What the task requires ::
What is needed is an exact copy of the entries below, with every picture left out.

** Opening Provided data block **

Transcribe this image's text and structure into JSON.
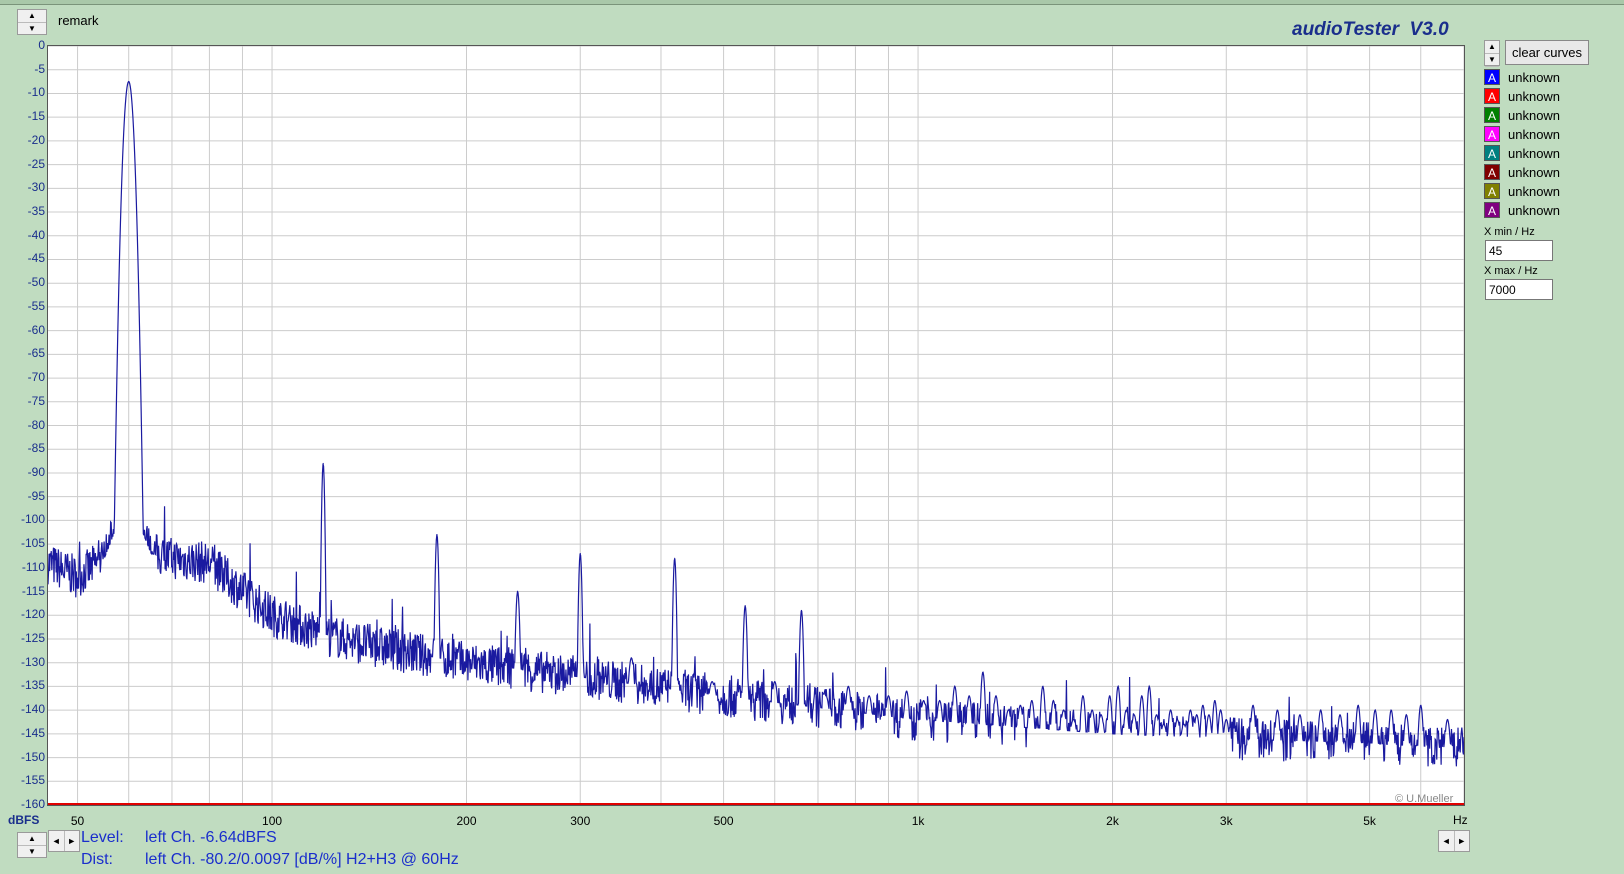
{
  "header": {
    "remark_label": "remark",
    "app_title": "audioTester  V3.0"
  },
  "controls": {
    "clear_label": "clear curves",
    "xmin_label": "X min / Hz",
    "xmin_value": "45",
    "xmax_label": "X max / Hz",
    "xmax_value": "7000"
  },
  "legend": [
    {
      "symbol": "A",
      "label": "unknown",
      "color": "#0000ff"
    },
    {
      "symbol": "A",
      "label": "unknown",
      "color": "#ff0000"
    },
    {
      "symbol": "A",
      "label": "unknown",
      "color": "#008000"
    },
    {
      "symbol": "A",
      "label": "unknown",
      "color": "#ff00ff"
    },
    {
      "symbol": "A",
      "label": "unknown",
      "color": "#008080"
    },
    {
      "symbol": "A",
      "label": "unknown",
      "color": "#800000"
    },
    {
      "symbol": "A",
      "label": "unknown",
      "color": "#808000"
    },
    {
      "symbol": "A",
      "label": "unknown",
      "color": "#800080"
    }
  ],
  "info": {
    "level_key": "Level:",
    "level_value": "left Ch. -6.64dBFS",
    "dist_key": "Dist:",
    "dist_value": "left Ch. -80.2/0.0097 [dB/%] H2+H3 @ 60Hz"
  },
  "copyright": "© U.Mueller",
  "chart_data": {
    "type": "line",
    "xscale": "log",
    "xlim": [
      45,
      7000
    ],
    "ylim": [
      -160,
      0
    ],
    "ylabel": "dBFS",
    "xlabel": "Hz",
    "grid": true,
    "yticks": [
      "0",
      "-5",
      "-10",
      "-15",
      "-20",
      "-25",
      "-30",
      "-35",
      "-40",
      "-45",
      "-50",
      "-55",
      "-60",
      "-65",
      "-70",
      "-75",
      "-80",
      "-85",
      "-90",
      "-95",
      "-100",
      "-105",
      "-110",
      "-115",
      "-120",
      "-125",
      "-130",
      "-135",
      "-140",
      "-145",
      "-150",
      "-155",
      "-160"
    ],
    "xticks": [
      {
        "value": 50,
        "label": "50"
      },
      {
        "value": 100,
        "label": "100"
      },
      {
        "value": 200,
        "label": "200"
      },
      {
        "value": 300,
        "label": "300"
      },
      {
        "value": 500,
        "label": "500"
      },
      {
        "value": 1000,
        "label": "1k"
      },
      {
        "value": 2000,
        "label": "2k"
      },
      {
        "value": 3000,
        "label": "3k"
      },
      {
        "value": 5000,
        "label": "5k"
      }
    ],
    "colors": {
      "trace": "#1a1aa0",
      "grid": "#cccccc",
      "baseline": "#e00000"
    },
    "series": [
      {
        "floor": [
          [
            45,
            -109
          ],
          [
            50,
            -112
          ],
          [
            55,
            -108
          ],
          [
            58,
            -100
          ],
          [
            60,
            -95
          ],
          [
            62,
            -100
          ],
          [
            65,
            -107
          ],
          [
            70,
            -108
          ],
          [
            80,
            -109
          ],
          [
            90,
            -115
          ],
          [
            100,
            -120
          ],
          [
            120,
            -124
          ],
          [
            150,
            -127
          ],
          [
            200,
            -130
          ],
          [
            300,
            -133
          ],
          [
            500,
            -137
          ],
          [
            1000,
            -142
          ],
          [
            2000,
            -145
          ],
          [
            3000,
            -146
          ],
          [
            5000,
            -147
          ],
          [
            7000,
            -148
          ]
        ],
        "peaks": [
          [
            60,
            -7.5
          ],
          [
            120,
            -88
          ],
          [
            180,
            -103
          ],
          [
            240,
            -115
          ],
          [
            300,
            -107
          ],
          [
            360,
            -129
          ],
          [
            420,
            -108
          ],
          [
            480,
            -134
          ],
          [
            540,
            -118
          ],
          [
            600,
            -134
          ],
          [
            660,
            -119
          ],
          [
            720,
            -137
          ],
          [
            780,
            -135
          ],
          [
            840,
            -137
          ],
          [
            900,
            -137
          ],
          [
            960,
            -136
          ],
          [
            1020,
            -138
          ],
          [
            1080,
            -138
          ],
          [
            1140,
            -135
          ],
          [
            1200,
            -137
          ],
          [
            1260,
            -132
          ],
          [
            1320,
            -137
          ],
          [
            1380,
            -140
          ],
          [
            1440,
            -139
          ],
          [
            1500,
            -138
          ],
          [
            1560,
            -135
          ],
          [
            1620,
            -138
          ],
          [
            1680,
            -140
          ],
          [
            1740,
            -142
          ],
          [
            1800,
            -137
          ],
          [
            1860,
            -140
          ],
          [
            1920,
            -141
          ],
          [
            1980,
            -137
          ],
          [
            2040,
            -135
          ],
          [
            2100,
            -140
          ],
          [
            2160,
            -141
          ],
          [
            2220,
            -137
          ],
          [
            2280,
            -135
          ],
          [
            2340,
            -141
          ],
          [
            2400,
            -143
          ],
          [
            2460,
            -140
          ],
          [
            2520,
            -142
          ],
          [
            2580,
            -143
          ],
          [
            2640,
            -140
          ],
          [
            2700,
            -141
          ],
          [
            2760,
            -139
          ],
          [
            2820,
            -141
          ],
          [
            2880,
            -138
          ],
          [
            2940,
            -140
          ],
          [
            3000,
            -142
          ],
          [
            3300,
            -139
          ],
          [
            3600,
            -140
          ],
          [
            3900,
            -141
          ],
          [
            4200,
            -140
          ],
          [
            4500,
            -141
          ],
          [
            4800,
            -139
          ],
          [
            5100,
            -140
          ],
          [
            5400,
            -140
          ],
          [
            5700,
            -141
          ],
          [
            6000,
            -139
          ],
          [
            6600,
            -142
          ]
        ]
      }
    ]
  }
}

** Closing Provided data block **

Result for this task ::
Transcribe this image's text and structure into JSON.
{
  "header": {
    "remark_label": "remark",
    "app_title": "audioTester  V3.0"
  },
  "controls": {
    "clear_label": "clear curves",
    "xmin_label": "X min / Hz",
    "xmin_value": "45",
    "xmax_label": "X max / Hz",
    "xmax_value": "7000"
  },
  "legend": [
    {
      "symbol": "A",
      "label": "unknown",
      "color": "#0000ff"
    },
    {
      "symbol": "A",
      "label": "unknown",
      "color": "#ff0000"
    },
    {
      "symbol": "A",
      "label": "unknown",
      "color": "#008000"
    },
    {
      "symbol": "A",
      "label": "unknown",
      "color": "#ff00ff"
    },
    {
      "symbol": "A",
      "label": "unknown",
      "color": "#008080"
    },
    {
      "symbol": "A",
      "label": "unknown",
      "color": "#800000"
    },
    {
      "symbol": "A",
      "label": "unknown",
      "color": "#808000"
    },
    {
      "symbol": "A",
      "label": "unknown",
      "color": "#800080"
    }
  ],
  "info": {
    "level_key": "Level:",
    "level_value": "left Ch. -6.64dBFS",
    "dist_key": "Dist:",
    "dist_value": "left Ch. -80.2/0.0097 [dB/%] H2+H3 @ 60Hz"
  },
  "copyright": "© U.Mueller",
  "chart_data": {
    "type": "line",
    "xscale": "log",
    "xlim": [
      45,
      7000
    ],
    "ylim": [
      -160,
      0
    ],
    "ylabel": "dBFS",
    "xlabel": "Hz",
    "grid": true,
    "yticks": [
      "0",
      "-5",
      "-10",
      "-15",
      "-20",
      "-25",
      "-30",
      "-35",
      "-40",
      "-45",
      "-50",
      "-55",
      "-60",
      "-65",
      "-70",
      "-75",
      "-80",
      "-85",
      "-90",
      "-95",
      "-100",
      "-105",
      "-110",
      "-115",
      "-120",
      "-125",
      "-130",
      "-135",
      "-140",
      "-145",
      "-150",
      "-155",
      "-160"
    ],
    "xticks": [
      {
        "value": 50,
        "label": "50"
      },
      {
        "value": 100,
        "label": "100"
      },
      {
        "value": 200,
        "label": "200"
      },
      {
        "value": 300,
        "label": "300"
      },
      {
        "value": 500,
        "label": "500"
      },
      {
        "value": 1000,
        "label": "1k"
      },
      {
        "value": 2000,
        "label": "2k"
      },
      {
        "value": 3000,
        "label": "3k"
      },
      {
        "value": 5000,
        "label": "5k"
      }
    ],
    "colors": {
      "trace": "#1a1aa0",
      "grid": "#cccccc",
      "baseline": "#e00000"
    },
    "series": [
      {
        "floor": [
          [
            45,
            -109
          ],
          [
            50,
            -112
          ],
          [
            55,
            -108
          ],
          [
            58,
            -100
          ],
          [
            60,
            -95
          ],
          [
            62,
            -100
          ],
          [
            65,
            -107
          ],
          [
            70,
            -108
          ],
          [
            80,
            -109
          ],
          [
            90,
            -115
          ],
          [
            100,
            -120
          ],
          [
            120,
            -124
          ],
          [
            150,
            -127
          ],
          [
            200,
            -130
          ],
          [
            300,
            -133
          ],
          [
            500,
            -137
          ],
          [
            1000,
            -142
          ],
          [
            2000,
            -145
          ],
          [
            3000,
            -146
          ],
          [
            5000,
            -147
          ],
          [
            7000,
            -148
          ]
        ],
        "peaks": [
          [
            60,
            -7.5
          ],
          [
            120,
            -88
          ],
          [
            180,
            -103
          ],
          [
            240,
            -115
          ],
          [
            300,
            -107
          ],
          [
            360,
            -129
          ],
          [
            420,
            -108
          ],
          [
            480,
            -134
          ],
          [
            540,
            -118
          ],
          [
            600,
            -134
          ],
          [
            660,
            -119
          ],
          [
            720,
            -137
          ],
          [
            780,
            -135
          ],
          [
            840,
            -137
          ],
          [
            900,
            -137
          ],
          [
            960,
            -136
          ],
          [
            1020,
            -138
          ],
          [
            1080,
            -138
          ],
          [
            1140,
            -135
          ],
          [
            1200,
            -137
          ],
          [
            1260,
            -132
          ],
          [
            1320,
            -137
          ],
          [
            1380,
            -140
          ],
          [
            1440,
            -139
          ],
          [
            1500,
            -138
          ],
          [
            1560,
            -135
          ],
          [
            1620,
            -138
          ],
          [
            1680,
            -140
          ],
          [
            1740,
            -142
          ],
          [
            1800,
            -137
          ],
          [
            1860,
            -140
          ],
          [
            1920,
            -141
          ],
          [
            1980,
            -137
          ],
          [
            2040,
            -135
          ],
          [
            2100,
            -140
          ],
          [
            2160,
            -141
          ],
          [
            2220,
            -137
          ],
          [
            2280,
            -135
          ],
          [
            2340,
            -141
          ],
          [
            2400,
            -143
          ],
          [
            2460,
            -140
          ],
          [
            2520,
            -142
          ],
          [
            2580,
            -143
          ],
          [
            2640,
            -140
          ],
          [
            2700,
            -141
          ],
          [
            2760,
            -139
          ],
          [
            2820,
            -141
          ],
          [
            2880,
            -138
          ],
          [
            2940,
            -140
          ],
          [
            3000,
            -142
          ],
          [
            3300,
            -139
          ],
          [
            3600,
            -140
          ],
          [
            3900,
            -141
          ],
          [
            4200,
            -140
          ],
          [
            4500,
            -141
          ],
          [
            4800,
            -139
          ],
          [
            5100,
            -140
          ],
          [
            5400,
            -140
          ],
          [
            5700,
            -141
          ],
          [
            6000,
            -139
          ],
          [
            6600,
            -142
          ]
        ]
      }
    ]
  }
}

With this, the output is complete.